• "They took her away without permission. That's kidnapping." (File)Source: File
The Royal Prince Alfred Hospital in Sydney is offering scholarships to Aboriginal health workers specialising in women's health.
Tara Callinan

24 Jan 2014 - 2:39 PM  UPDATED 24 Jan 2014 - 6:42 PM

The Sister Alison Bush Scholarship honours the first Indigenous midwife in New South Wales and aims to prepare Aboriginal women with the skills needed to work in remote communities.

The program is open to a variety of health workers eager to develop their training in one of Sydney's largest maternity hospitals.

"Whether a person's working as an Aboriginal health education officer, a nurse, a midwife or a doctor, we’d be very interested in hearing from them,” says the Sydney local health district clinical manager, Karen Redrup.

Ms Redrup says the program will provide living assistance to applicants from remote regions of Australia.

"We look after all the accommodation and the logistics side of it, so we put someone up in a local hotel and sort out their meals and requirements from that perspective," said Ms Redrup.

Aboriginal liaison midwife Skye Parsons says the scholarship also provides after-hours support.

"It might be that I’ll hang out with them after, we’ll go out for dinner or we’ll go to the beach because it’s a big thing to come to the city, not know anybody, have no idea and only have support in place in-hours, so it’s nice to see a familiar face and a friendly face," said Ms Parsons.

The recipient is encouraged to return home to their community and provide culturally appropriate care to other Indigenous women.

"It's so important that those skills do get taken back to their communities so the Aboriginal girls out there can feel like they're being looked after by their own people," said Ms Parsons.
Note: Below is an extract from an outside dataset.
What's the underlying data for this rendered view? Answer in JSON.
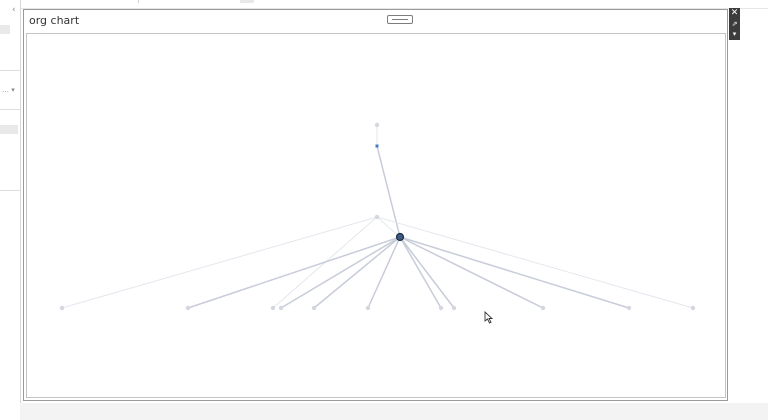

Applications for the Sister Alison Bush Scholarship will re-open in March this year.